We've been told over and over again that screwing up is a natural part of the creative process. So, then, what happens to innovation when workers feel that failure is something to bury in the closet under the winter coats and dust bunnies? 

A new survey from Ernst & Young (EY), conducted by ORC International, polled more than 1,000 workers. It found that just one in four (25 percent) entry-level workers feel their organizations actually tolerate failure. Yet nearly half of senior executives (44 percent) say they do. That perception of intolerance might be the root cause of a massive innovation gap, since workers have to feel that flubs are welcome before they'll stick their necks out to promote out-of-the-box concepts. The survey also found, for example, that

  • While nearly all (96 percent) of senior executives think their companies offer ways to introduce new ideas, only 55 percent of entry-level workers agree.
  • 57 percent of senior executives think their businesses foster a culture of innovation, but only 26 percent of entry-level workers agree.
  • 91 percent of senior executives said they celebrate new ideas internally, compared with just 54 percent of entry-level workers.
  • 98 percent of senior executives think workers are adapting to the quick pace of business disruption, while just 73 percent of entry-level workers think this is true.

Two contributing problems

Michael Inserra, EY Americas senior vice chair and deputy managing partner, says that as businesses struggle to keep up with customer preferences and new technologies that shift at the drop of a hat, leaders might be playing catch-up regarding managing and inspiring their workforce. And let's just admit it. Money is tight. Fear of someone else stealing a job makes people even work through lunch. Nobody feels like it's OK to ignore after-hours work email anymore. If ever workers have needed inspiration from executives to escape the weight of it all, it's now.

But another part of the problem is the system of rewards and recognition that's engrained into our understanding of success. This starts early on, even in school, with getting A's meaning you have the "right" answers.

"Getting promoted at work generally means you have achieved success through accomplishments, not failure," says Inserra. "These indications often send the message across organizations that, according to those set standards, we are performing well."

Hurting stability and personal well-being in one blow

Inserra says that despite the fact there's not always a defined path forward in the new world as it presents all types of unique challenges, leaders continue to stick with status quo organizational effectiveness. That puts companies at significant risk of higher turnover--the survey found that 69 percent of workers would leave for a company better known in the market for innovation, all other elements such as pay being equal.

And while Inserra points out that failure doesn't necessarily mean poor performance, Marissa King, professor of organizational behavior at Yale School of Management, has concerns about how feeling that failure isn't an option could influence workers. A pressure toward perfection, she says, could lead to excessive stress, increased anxiety, depression, and isolation.

"Acceptance that we are all human and experience failure and setbacks is critical to preventing burnout, encouraging creativity, and promoting team performance," says King. "Studies in companies ranging from Google to health care teams have consistently found that psychological safety--a belief that team members won't be punished or shamed for making a mistake--is a key ingredient to high-performing teams. Failure is critical for learning."

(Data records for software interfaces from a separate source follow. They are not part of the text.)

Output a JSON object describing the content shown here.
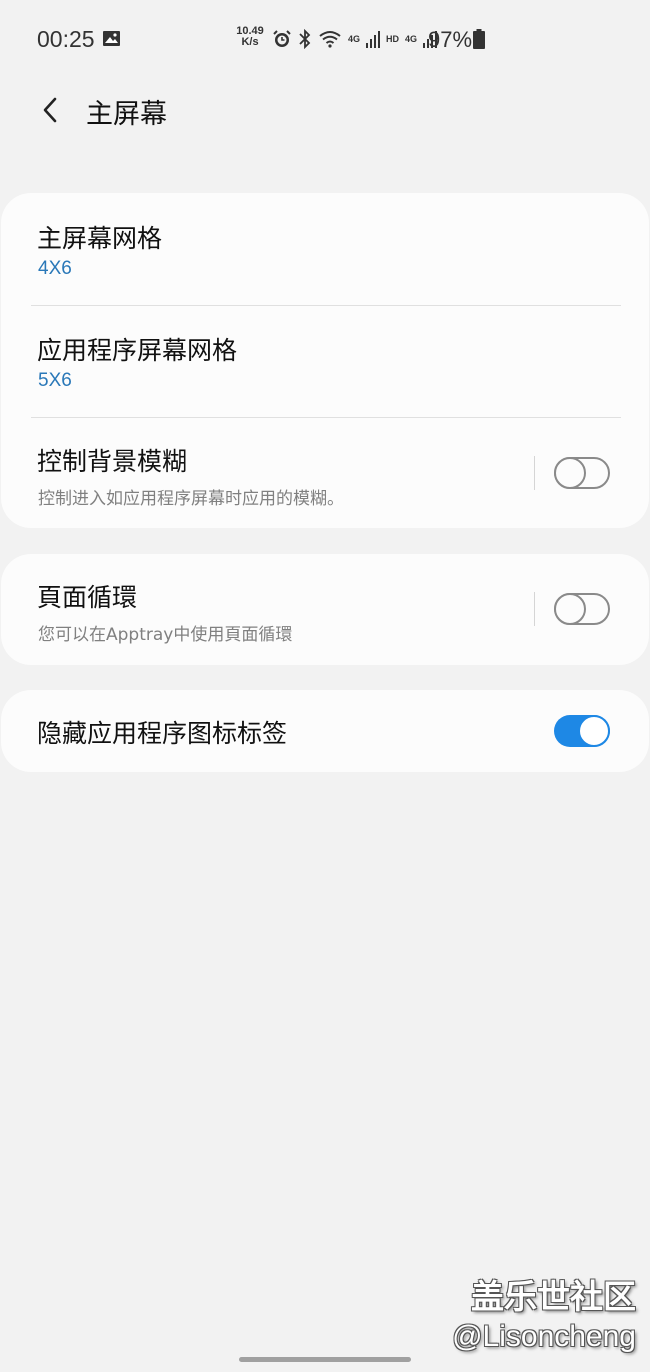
{
  "status_bar": {
    "time": "00:25",
    "net_speed_value": "10.49",
    "net_speed_unit": "K/s",
    "net_label_1": "4G",
    "net_label_hd": "HD",
    "net_label_2": "4G",
    "battery": "97%"
  },
  "header": {
    "title": "主屏幕"
  },
  "settings": {
    "home_grid": {
      "title": "主屏幕网格",
      "value": "4X6"
    },
    "apps_grid": {
      "title": "应用程序屏幕网格",
      "value": "5X6"
    },
    "blur": {
      "title": "控制背景模糊",
      "subtitle": "控制进入如应用程序屏幕时应用的模糊。",
      "enabled": false
    },
    "page_loop": {
      "title": "頁面循環",
      "subtitle": "您可以在Apptray中使用頁面循環",
      "enabled": false
    },
    "hide_labels": {
      "title": "隐藏应用程序图标标签",
      "enabled": true
    }
  },
  "watermark": {
    "line1": "盖乐世社区",
    "line2": "@Lisoncheng"
  },
  "colors": {
    "accent": "#1e88e5",
    "value_text": "#2a78b8",
    "background": "#f2f2f2",
    "card": "#fcfcfc"
  }
}
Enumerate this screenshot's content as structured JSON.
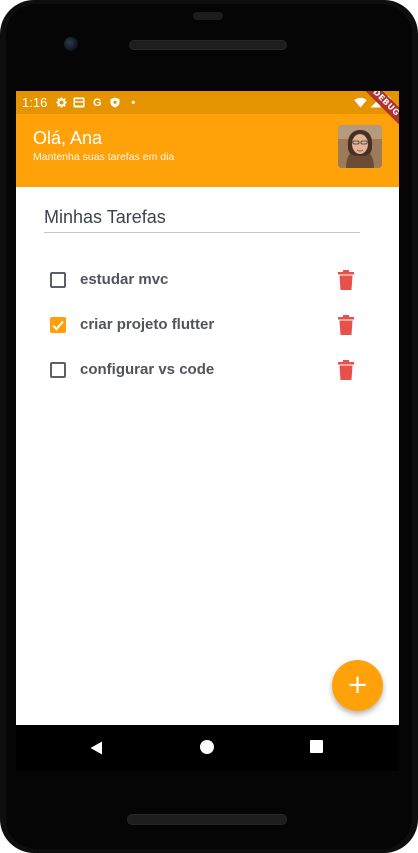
{
  "status_bar": {
    "time": "1:16",
    "icons": [
      "gear-icon",
      "image-icon",
      "google-icon",
      "shield-icon",
      "dot-icon"
    ],
    "google_glyph": "G",
    "dot_glyph": "•",
    "right_icons": [
      "wifi-icon",
      "signal-icon",
      "battery-icon"
    ],
    "color": "#e59400"
  },
  "app_bar": {
    "greeting": "Olá, Ana",
    "subtitle": "Mantenha suas tarefas em dia",
    "debug_banner": "DEBUG",
    "color": "#ffa20a"
  },
  "section": {
    "title": "Minhas Tarefas"
  },
  "tasks": [
    {
      "label": "estudar mvc",
      "checked": false
    },
    {
      "label": "criar projeto flutter",
      "checked": true
    },
    {
      "label": "configurar vs code",
      "checked": false
    }
  ],
  "fab": {
    "label": "+",
    "color": "#ffa20a"
  },
  "nav_bar": {
    "buttons": [
      "back-icon",
      "home-icon",
      "recents-icon"
    ]
  },
  "colors": {
    "accent": "#ffa20a",
    "delete": "#e8504a",
    "text": "#52545c"
  }
}
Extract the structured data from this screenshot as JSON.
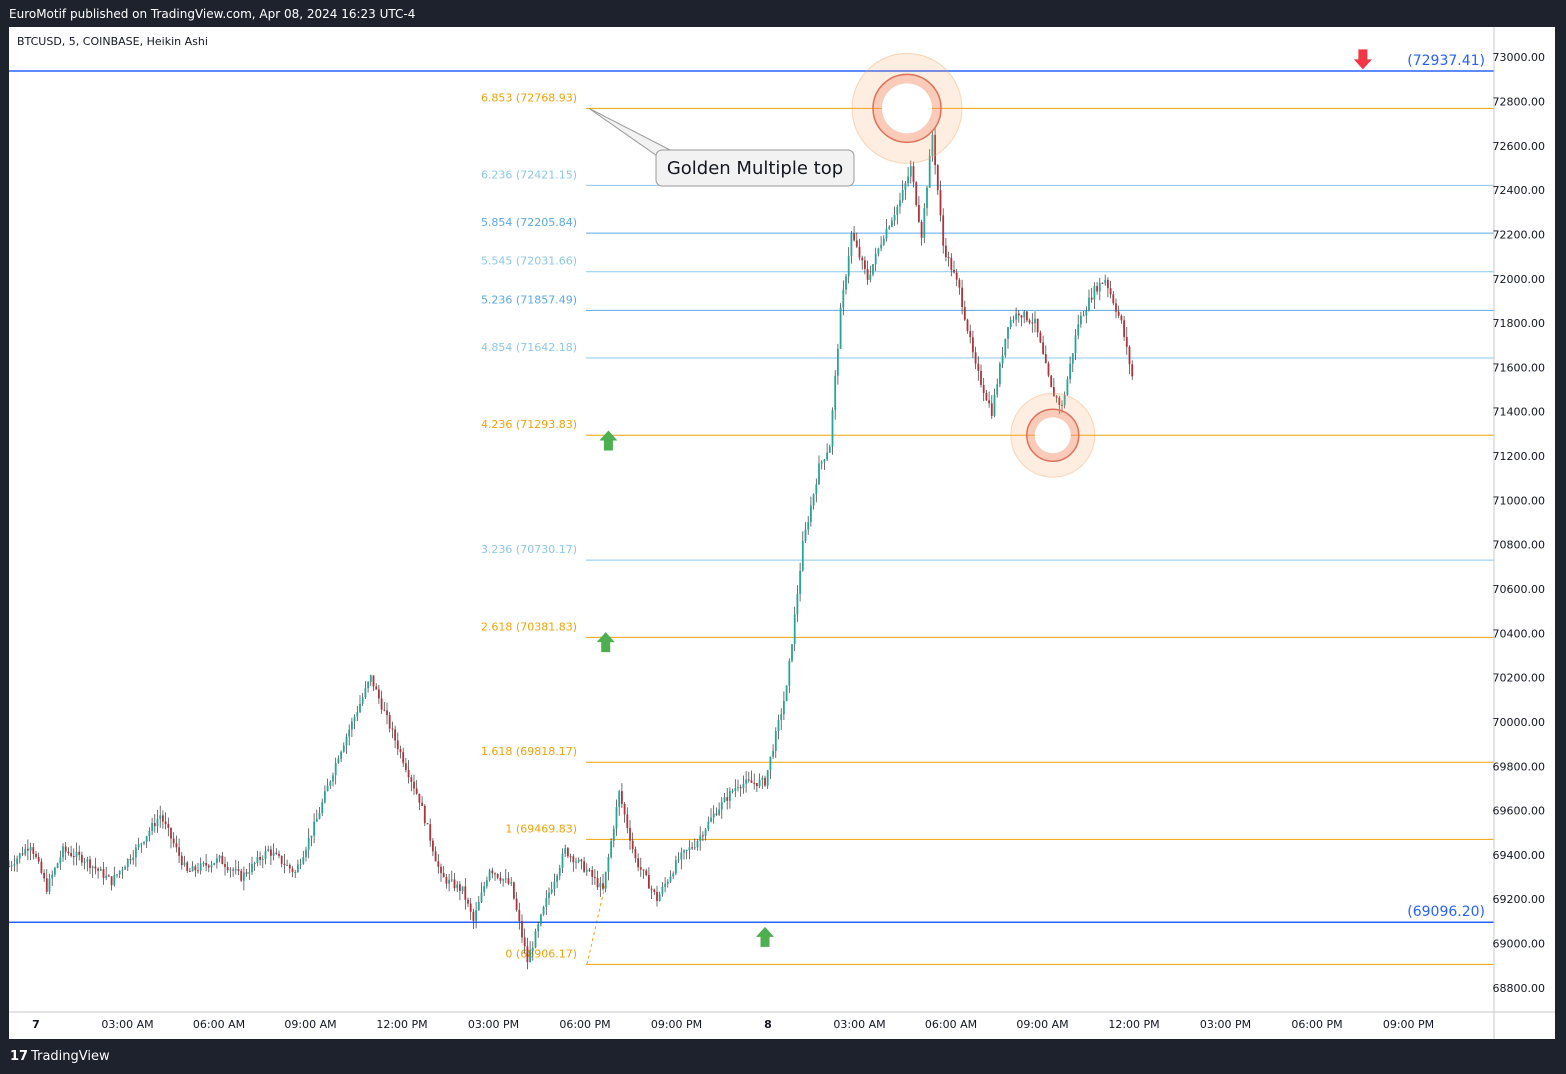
{
  "header": {
    "publisher_text": "EuroMotif published on TradingView.com, Apr 08, 2024 16:23 UTC-4"
  },
  "footer": {
    "brand_mark": "17",
    "brand_name": "TradingView"
  },
  "chart_data": {
    "type": "candlestick",
    "title": "BTCUSD, 5, COINBASE, Heikin Ashi",
    "symbol": "BTCUSD",
    "interval": "5",
    "exchange": "COINBASE",
    "style": "Heikin Ashi",
    "colors": {
      "up": "#26a69a",
      "down": "#b2323c",
      "fib_gold": "#f0a30a",
      "fib_blue": "#5aa9e6",
      "hline_blue": "#2962ff",
      "arrow_green": "#4caf50",
      "arrow_red": "#f23645",
      "circle": "#f7a35c"
    },
    "y_axis": {
      "range": [
        68700,
        73100
      ],
      "ticks": [
        "73000.00",
        "72800.00",
        "72600.00",
        "72400.00",
        "72200.00",
        "72000.00",
        "71800.00",
        "71600.00",
        "71400.00",
        "71200.00",
        "71000.00",
        "70800.00",
        "70600.00",
        "70400.00",
        "70200.00",
        "70000.00",
        "69800.00",
        "69600.00",
        "69400.00",
        "69200.00",
        "69000.00",
        "68800.00"
      ]
    },
    "x_axis": {
      "ticks": [
        "7",
        "03:00 AM",
        "06:00 AM",
        "09:00 AM",
        "12:00 PM",
        "03:00 PM",
        "06:00 PM",
        "09:00 PM",
        "8",
        "03:00 AM",
        "06:00 AM",
        "09:00 AM",
        "12:00 PM",
        "03:00 PM",
        "06:00 PM",
        "09:00 PM"
      ],
      "bold_ticks": [
        "7",
        "8"
      ]
    },
    "horizontal_lines": [
      {
        "label": "(72937.41)",
        "price": 72937.41
      },
      {
        "label": "(69096.20)",
        "price": 69096.2
      }
    ],
    "fib_levels": [
      {
        "label": "6.853 (72768.93)",
        "ratio": 6.853,
        "price": 72768.93,
        "color": "gold"
      },
      {
        "label": "6.236 (72421.15)",
        "ratio": 6.236,
        "price": 72421.15,
        "color": "lightblue"
      },
      {
        "label": "5.854 (72205.84)",
        "ratio": 5.854,
        "price": 72205.84,
        "color": "blue"
      },
      {
        "label": "5.545 (72031.66)",
        "ratio": 5.545,
        "price": 72031.66,
        "color": "lightblue"
      },
      {
        "label": "5.236 (71857.49)",
        "ratio": 5.236,
        "price": 71857.49,
        "color": "blue"
      },
      {
        "label": "4.854 (71642.18)",
        "ratio": 4.854,
        "price": 71642.18,
        "color": "lightblue"
      },
      {
        "label": "4.236 (71293.83)",
        "ratio": 4.236,
        "price": 71293.83,
        "color": "gold"
      },
      {
        "label": "3.236 (70730.17)",
        "ratio": 3.236,
        "price": 70730.17,
        "color": "lightblue"
      },
      {
        "label": "2.618 (70381.83)",
        "ratio": 2.618,
        "price": 70381.83,
        "color": "gold"
      },
      {
        "label": "1.618 (69818.17)",
        "ratio": 1.618,
        "price": 69818.17,
        "color": "gold"
      },
      {
        "label": "1 (69469.83)",
        "ratio": 1,
        "price": 69469.83,
        "color": "gold"
      },
      {
        "label": "0 (68906.17)",
        "ratio": 0,
        "price": 68906.17,
        "color": "gold"
      }
    ],
    "annotations": [
      {
        "type": "callout",
        "text": "Golden Multiple top",
        "anchor_price": 72768.93
      },
      {
        "type": "arrow-up",
        "price": 71270,
        "time_index": 182
      },
      {
        "type": "arrow-up",
        "price": 70360,
        "time_index": 181
      },
      {
        "type": "arrow-up",
        "price": 69030,
        "time_index": 240
      },
      {
        "type": "arrow-down",
        "price": 72990,
        "time_index": 447
      },
      {
        "type": "circle",
        "price": 72768.93,
        "time_index": 330
      },
      {
        "type": "circle",
        "price": 71293.83,
        "time_index": 384
      }
    ],
    "series": [
      {
        "name": "BTCUSD",
        "anchors": [
          [
            0,
            69350
          ],
          [
            8,
            69450
          ],
          [
            14,
            69250
          ],
          [
            20,
            69420
          ],
          [
            28,
            69380
          ],
          [
            38,
            69280
          ],
          [
            48,
            69440
          ],
          [
            56,
            69580
          ],
          [
            66,
            69320
          ],
          [
            78,
            69380
          ],
          [
            86,
            69300
          ],
          [
            96,
            69420
          ],
          [
            106,
            69320
          ],
          [
            114,
            69560
          ],
          [
            122,
            69850
          ],
          [
            134,
            70200
          ],
          [
            142,
            69950
          ],
          [
            152,
            69650
          ],
          [
            160,
            69300
          ],
          [
            168,
            69240
          ],
          [
            172,
            69100
          ],
          [
            178,
            69340
          ],
          [
            186,
            69260
          ],
          [
            192,
            68920
          ],
          [
            200,
            69230
          ],
          [
            206,
            69420
          ],
          [
            214,
            69330
          ],
          [
            220,
            69240
          ],
          [
            226,
            69680
          ],
          [
            232,
            69380
          ],
          [
            240,
            69200
          ],
          [
            248,
            69380
          ],
          [
            254,
            69450
          ],
          [
            262,
            69600
          ],
          [
            270,
            69720
          ],
          [
            280,
            69730
          ],
          [
            288,
            70150
          ],
          [
            294,
            70800
          ],
          [
            300,
            71150
          ],
          [
            304,
            71250
          ],
          [
            308,
            71850
          ],
          [
            312,
            72200
          ],
          [
            318,
            72000
          ],
          [
            324,
            72200
          ],
          [
            330,
            72350
          ],
          [
            334,
            72500
          ],
          [
            338,
            72200
          ],
          [
            342,
            72650
          ],
          [
            346,
            72150
          ],
          [
            352,
            71950
          ],
          [
            358,
            71600
          ],
          [
            364,
            71400
          ],
          [
            370,
            71800
          ],
          [
            374,
            71850
          ],
          [
            380,
            71800
          ],
          [
            386,
            71500
          ],
          [
            390,
            71420
          ],
          [
            396,
            71800
          ],
          [
            402,
            71950
          ],
          [
            406,
            72000
          ],
          [
            412,
            71800
          ],
          [
            416,
            71560
          ]
        ]
      }
    ]
  }
}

Creating the trust necessary to try

Inserra asserts that to really encourage creativity and discourage great talent from leaving, executives can't continue to let "fail forward, fail fast" be an empty sentiment. Instead, they need to let workers "educate up" through techniques like reverse mentoring.

It is not only an individual's right to share new ideas, but it is their responsibility to do so. With business competition greater than ever, the message from leadership needs to be: take calculated risks, work with great agility, and if you make mistakes--which will happen--learn from them. 

Leaders should help to ensure the professional growth and development of their people by providing the right coaching and upskilling opportunities. You want your team's skills to evolve with the changing business landscape.

While failure is an essential part of innovation, so is accountability. Organizations should be clear about the culture of innovation they want to create, including how they define it, what they want from their people, and how this will be factored into performance.

King agrees that the solution ultimately has to come from the top, rather than from the entry-level employees.

"The problem really lies with management," she says. "It is extremely difficult for employees to create an environment where learning from failure is encouraged and psychological safety exists. Cultural change has to come from management, and managers need to model behaviors that show vulnerability and a willingness to fail forward."

So in this context, let's be very clear. You might never get to the point where the perceptions of your C-suite and lower-tier workers line up 100 percent. But if you hope to at least decently close the gap, your pride and the urge to let competition trump connection have to hit the chopping block yesterday. Those two hindrances probably tear down trust more than any other difficulties that might exist in the business landscape. Once you've taken the blinders off and embraced a little more connection and humility, you'll likely get that innovation boost you're after.